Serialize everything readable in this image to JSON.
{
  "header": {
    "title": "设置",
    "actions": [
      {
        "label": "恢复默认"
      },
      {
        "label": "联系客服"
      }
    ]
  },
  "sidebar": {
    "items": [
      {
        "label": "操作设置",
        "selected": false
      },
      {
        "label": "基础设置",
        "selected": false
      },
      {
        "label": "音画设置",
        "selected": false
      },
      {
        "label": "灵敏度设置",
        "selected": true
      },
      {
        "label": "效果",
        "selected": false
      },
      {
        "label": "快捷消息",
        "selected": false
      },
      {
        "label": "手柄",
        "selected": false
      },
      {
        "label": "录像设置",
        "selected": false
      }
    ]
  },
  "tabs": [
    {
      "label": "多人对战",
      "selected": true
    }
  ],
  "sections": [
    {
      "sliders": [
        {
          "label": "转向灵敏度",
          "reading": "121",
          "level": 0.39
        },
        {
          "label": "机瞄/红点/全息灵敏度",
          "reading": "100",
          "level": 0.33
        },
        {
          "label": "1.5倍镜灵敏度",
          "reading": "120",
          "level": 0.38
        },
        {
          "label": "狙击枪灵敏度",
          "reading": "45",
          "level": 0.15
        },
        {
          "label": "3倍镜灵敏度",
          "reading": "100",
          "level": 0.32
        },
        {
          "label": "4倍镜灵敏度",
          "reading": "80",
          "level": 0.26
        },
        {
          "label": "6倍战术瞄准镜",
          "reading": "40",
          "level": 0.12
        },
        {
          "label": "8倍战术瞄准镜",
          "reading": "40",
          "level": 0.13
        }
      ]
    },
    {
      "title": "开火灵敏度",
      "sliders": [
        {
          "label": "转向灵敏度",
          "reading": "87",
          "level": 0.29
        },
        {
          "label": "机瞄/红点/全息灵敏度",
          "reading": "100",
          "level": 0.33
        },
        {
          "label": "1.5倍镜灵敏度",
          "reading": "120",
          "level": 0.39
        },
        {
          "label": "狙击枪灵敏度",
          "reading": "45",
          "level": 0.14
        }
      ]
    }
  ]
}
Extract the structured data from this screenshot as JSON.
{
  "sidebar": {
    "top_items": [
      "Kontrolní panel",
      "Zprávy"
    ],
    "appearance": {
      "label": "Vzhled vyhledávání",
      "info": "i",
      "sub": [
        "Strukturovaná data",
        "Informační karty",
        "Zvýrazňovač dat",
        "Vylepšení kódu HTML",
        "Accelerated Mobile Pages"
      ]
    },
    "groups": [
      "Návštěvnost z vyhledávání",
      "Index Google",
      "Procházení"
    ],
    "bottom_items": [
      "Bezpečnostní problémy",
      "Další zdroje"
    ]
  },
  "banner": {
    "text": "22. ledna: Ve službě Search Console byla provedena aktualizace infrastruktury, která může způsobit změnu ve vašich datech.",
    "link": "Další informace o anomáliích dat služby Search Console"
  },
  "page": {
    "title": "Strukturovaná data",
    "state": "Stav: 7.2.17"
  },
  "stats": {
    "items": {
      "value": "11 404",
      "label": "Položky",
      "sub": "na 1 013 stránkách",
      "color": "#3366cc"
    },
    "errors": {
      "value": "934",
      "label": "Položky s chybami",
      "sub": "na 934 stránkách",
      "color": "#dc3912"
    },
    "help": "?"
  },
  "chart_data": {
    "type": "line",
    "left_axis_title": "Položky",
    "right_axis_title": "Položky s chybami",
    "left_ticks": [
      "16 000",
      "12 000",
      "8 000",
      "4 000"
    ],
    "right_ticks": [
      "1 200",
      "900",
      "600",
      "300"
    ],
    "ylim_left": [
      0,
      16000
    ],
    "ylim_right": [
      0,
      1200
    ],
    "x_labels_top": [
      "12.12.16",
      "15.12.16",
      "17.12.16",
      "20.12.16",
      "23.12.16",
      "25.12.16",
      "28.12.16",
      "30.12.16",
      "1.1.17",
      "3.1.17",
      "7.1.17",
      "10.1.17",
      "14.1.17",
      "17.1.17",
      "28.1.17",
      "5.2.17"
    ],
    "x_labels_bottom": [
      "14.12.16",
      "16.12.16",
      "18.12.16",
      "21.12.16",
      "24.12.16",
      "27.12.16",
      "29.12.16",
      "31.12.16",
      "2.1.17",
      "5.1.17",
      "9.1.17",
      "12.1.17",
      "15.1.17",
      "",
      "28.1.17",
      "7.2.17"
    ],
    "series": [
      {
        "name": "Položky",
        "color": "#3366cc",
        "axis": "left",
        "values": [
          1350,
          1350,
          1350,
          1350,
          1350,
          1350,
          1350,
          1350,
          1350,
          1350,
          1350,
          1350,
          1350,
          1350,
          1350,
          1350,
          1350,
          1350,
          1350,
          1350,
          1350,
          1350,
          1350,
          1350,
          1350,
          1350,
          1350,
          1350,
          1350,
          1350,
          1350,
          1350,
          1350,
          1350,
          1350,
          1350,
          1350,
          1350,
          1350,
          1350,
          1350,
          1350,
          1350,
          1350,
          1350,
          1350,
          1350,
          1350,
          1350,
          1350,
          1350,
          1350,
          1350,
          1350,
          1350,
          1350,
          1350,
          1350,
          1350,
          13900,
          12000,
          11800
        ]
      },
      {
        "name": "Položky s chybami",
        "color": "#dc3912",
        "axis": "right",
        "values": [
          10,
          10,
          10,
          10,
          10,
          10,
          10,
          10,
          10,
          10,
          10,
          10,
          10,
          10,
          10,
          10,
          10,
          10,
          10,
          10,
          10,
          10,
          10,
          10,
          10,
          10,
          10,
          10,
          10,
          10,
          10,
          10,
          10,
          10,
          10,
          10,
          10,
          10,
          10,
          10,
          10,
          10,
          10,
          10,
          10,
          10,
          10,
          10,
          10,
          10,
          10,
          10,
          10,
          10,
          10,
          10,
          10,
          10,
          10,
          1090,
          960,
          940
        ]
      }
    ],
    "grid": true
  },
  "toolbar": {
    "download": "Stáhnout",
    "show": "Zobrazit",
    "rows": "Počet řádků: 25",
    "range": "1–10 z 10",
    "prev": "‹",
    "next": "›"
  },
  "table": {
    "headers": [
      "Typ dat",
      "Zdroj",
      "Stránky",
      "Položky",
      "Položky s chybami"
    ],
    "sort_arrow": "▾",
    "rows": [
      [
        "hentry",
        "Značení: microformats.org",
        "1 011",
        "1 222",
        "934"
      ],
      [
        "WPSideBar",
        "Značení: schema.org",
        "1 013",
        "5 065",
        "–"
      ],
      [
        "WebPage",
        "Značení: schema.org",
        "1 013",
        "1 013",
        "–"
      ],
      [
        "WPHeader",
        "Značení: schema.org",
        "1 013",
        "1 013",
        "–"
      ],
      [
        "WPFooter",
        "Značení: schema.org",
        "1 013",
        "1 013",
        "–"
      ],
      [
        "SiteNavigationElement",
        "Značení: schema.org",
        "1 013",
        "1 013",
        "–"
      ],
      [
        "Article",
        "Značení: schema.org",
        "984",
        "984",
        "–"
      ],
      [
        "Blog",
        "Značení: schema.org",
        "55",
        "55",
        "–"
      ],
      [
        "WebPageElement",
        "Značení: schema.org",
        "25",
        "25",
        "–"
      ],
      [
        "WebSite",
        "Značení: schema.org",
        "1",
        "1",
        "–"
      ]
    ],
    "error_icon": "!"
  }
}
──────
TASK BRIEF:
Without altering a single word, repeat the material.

WRITTEN RESPONSE:
Serialize everything readable in this image to JSON.
{
  "header": {
    "title": "设置",
    "actions": [
      {
        "label": "恢复默认"
      },
      {
        "label": "联系客服"
      }
    ]
  },
  "sidebar": {
    "items": [
      {
        "label": "操作设置",
        "selected": false
      },
      {
        "label": "基础设置",
        "selected": false
      },
      {
        "label": "音画设置",
        "selected": false
      },
      {
        "label": "灵敏度设置",
        "selected": true
      },
      {
        "label": "效果",
        "selected": false
      },
      {
        "label": "快捷消息",
        "selected": false
      },
      {
        "label": "手柄",
        "selected": false
      },
      {
        "label": "录像设置",
        "selected": false
      }
    ]
  },
  "tabs": [
    {
      "label": "多人对战",
      "selected": true
    }
  ],
  "sections": [
    {
      "sliders": [
        {
          "label": "转向灵敏度",
          "reading": "121",
          "level": 0.39
        },
        {
          "label": "机瞄/红点/全息灵敏度",
          "reading": "100",
          "level": 0.33
        },
        {
          "label": "1.5倍镜灵敏度",
          "reading": "120",
          "level": 0.38
        },
        {
          "label": "狙击枪灵敏度",
          "reading": "45",
          "level": 0.15
        },
        {
          "label": "3倍镜灵敏度",
          "reading": "100",
          "level": 0.32
        },
        {
          "label": "4倍镜灵敏度",
          "reading": "80",
          "level": 0.26
        },
        {
          "label": "6倍战术瞄准镜",
          "reading": "40",
          "level": 0.12
        },
        {
          "label": "8倍战术瞄准镜",
          "reading": "40",
          "level": 0.13
        }
      ]
    },
    {
      "title": "开火灵敏度",
      "sliders": [
        {
          "label": "转向灵敏度",
          "reading": "87",
          "level": 0.29
        },
        {
          "label": "机瞄/红点/全息灵敏度",
          "reading": "100",
          "level": 0.33
        },
        {
          "label": "1.5倍镜灵敏度",
          "reading": "120",
          "level": 0.39
        },
        {
          "label": "狙击枪灵敏度",
          "reading": "45",
          "level": 0.14
        }
      ]
    }
  ]
}
Extract the structured data from this screenshot as JSON.
{
  "sidebar": {
    "top_items": [
      "Kontrolní panel",
      "Zprávy"
    ],
    "appearance": {
      "label": "Vzhled vyhledávání",
      "info": "i",
      "sub": [
        "Strukturovaná data",
        "Informační karty",
        "Zvýrazňovač dat",
        "Vylepšení kódu HTML",
        "Accelerated Mobile Pages"
      ]
    },
    "groups": [
      "Návštěvnost z vyhledávání",
      "Index Google",
      "Procházení"
    ],
    "bottom_items": [
      "Bezpečnostní problémy",
      "Další zdroje"
    ]
  },
  "banner": {
    "text": "22. ledna: Ve službě Search Console byla provedena aktualizace infrastruktury, která může způsobit změnu ve vašich datech.",
    "link": "Další informace o anomáliích dat služby Search Console"
  },
  "page": {
    "title": "Strukturovaná data",
    "state": "Stav: 7.2.17"
  },
  "stats": {
    "items": {
      "value": "11 404",
      "label": "Položky",
      "sub": "na 1 013 stránkách",
      "color": "#3366cc"
    },
    "errors": {
      "value": "934",
      "label": "Položky s chybami",
      "sub": "na 934 stránkách",
      "color": "#dc3912"
    },
    "help": "?"
  },
  "chart_data": {
    "type": "line",
    "left_axis_title": "Položky",
    "right_axis_title": "Položky s chybami",
    "left_ticks": [
      "16 000",
      "12 000",
      "8 000",
      "4 000"
    ],
    "right_ticks": [
      "1 200",
      "900",
      "600",
      "300"
    ],
    "ylim_left": [
      0,
      16000
    ],
    "ylim_right": [
      0,
      1200
    ],
    "x_labels_top": [
      "12.12.16",
      "15.12.16",
      "17.12.16",
      "20.12.16",
      "23.12.16",
      "25.12.16",
      "28.12.16",
      "30.12.16",
      "1.1.17",
      "3.1.17",
      "7.1.17",
      "10.1.17",
      "14.1.17",
      "17.1.17",
      "28.1.17",
      "5.2.17"
    ],
    "x_labels_bottom": [
      "14.12.16",
      "16.12.16",
      "18.12.16",
      "21.12.16",
      "24.12.16",
      "27.12.16",
      "29.12.16",
      "31.12.16",
      "2.1.17",
      "5.1.17",
      "9.1.17",
      "12.1.17",
      "15.1.17",
      "",
      "28.1.17",
      "7.2.17"
    ],
    "series": [
      {
        "name": "Položky",
        "color": "#3366cc",
        "axis": "left",
        "values": [
          1350,
          1350,
          1350,
          1350,
          1350,
          1350,
          1350,
          1350,
          1350,
          1350,
          1350,
          1350,
          1350,
          1350,
          1350,
          1350,
          1350,
          1350,
          1350,
          1350,
          1350,
          1350,
          1350,
          1350,
          1350,
          1350,
          1350,
          1350,
          1350,
          1350,
          1350,
          1350,
          1350,
          1350,
          1350,
          1350,
          1350,
          1350,
          1350,
          1350,
          1350,
          1350,
          1350,
          1350,
          1350,
          1350,
          1350,
          1350,
          1350,
          1350,
          1350,
          1350,
          1350,
          1350,
          1350,
          1350,
          1350,
          1350,
          1350,
          13900,
          12000,
          11800
        ]
      },
      {
        "name": "Položky s chybami",
        "color": "#dc3912",
        "axis": "right",
        "values": [
          10,
          10,
          10,
          10,
          10,
          10,
          10,
          10,
          10,
          10,
          10,
          10,
          10,
          10,
          10,
          10,
          10,
          10,
          10,
          10,
          10,
          10,
          10,
          10,
          10,
          10,
          10,
          10,
          10,
          10,
          10,
          10,
          10,
          10,
          10,
          10,
          10,
          10,
          10,
          10,
          10,
          10,
          10,
          10,
          10,
          10,
          10,
          10,
          10,
          10,
          10,
          10,
          10,
          10,
          10,
          10,
          10,
          10,
          10,
          1090,
          960,
          940
        ]
      }
    ],
    "grid": true
  },
  "toolbar": {
    "download": "Stáhnout",
    "show": "Zobrazit",
    "rows": "Počet řádků: 25",
    "range": "1–10 z 10",
    "prev": "‹",
    "next": "›"
  },
  "table": {
    "headers": [
      "Typ dat",
      "Zdroj",
      "Stránky",
      "Položky",
      "Položky s chybami"
    ],
    "sort_arrow": "▾",
    "rows": [
      [
        "hentry",
        "Značení: microformats.org",
        "1 011",
        "1 222",
        "934"
      ],
      [
        "WPSideBar",
        "Značení: schema.org",
        "1 013",
        "5 065",
        "–"
      ],
      [
        "WebPage",
        "Značení: schema.org",
        "1 013",
        "1 013",
        "–"
      ],
      [
        "WPHeader",
        "Značení: schema.org",
        "1 013",
        "1 013",
        "–"
      ],
      [
        "WPFooter",
        "Značení: schema.org",
        "1 013",
        "1 013",
        "–"
      ],
      [
        "SiteNavigationElement",
        "Značení: schema.org",
        "1 013",
        "1 013",
        "–"
      ],
      [
        "Article",
        "Značení: schema.org",
        "984",
        "984",
        "–"
      ],
      [
        "Blog",
        "Značení: schema.org",
        "55",
        "55",
        "–"
      ],
      [
        "WebPageElement",
        "Značení: schema.org",
        "25",
        "25",
        "–"
      ],
      [
        "WebSite",
        "Značení: schema.org",
        "1",
        "1",
        "–"
      ]
    ],
    "error_icon": "!"
  }
}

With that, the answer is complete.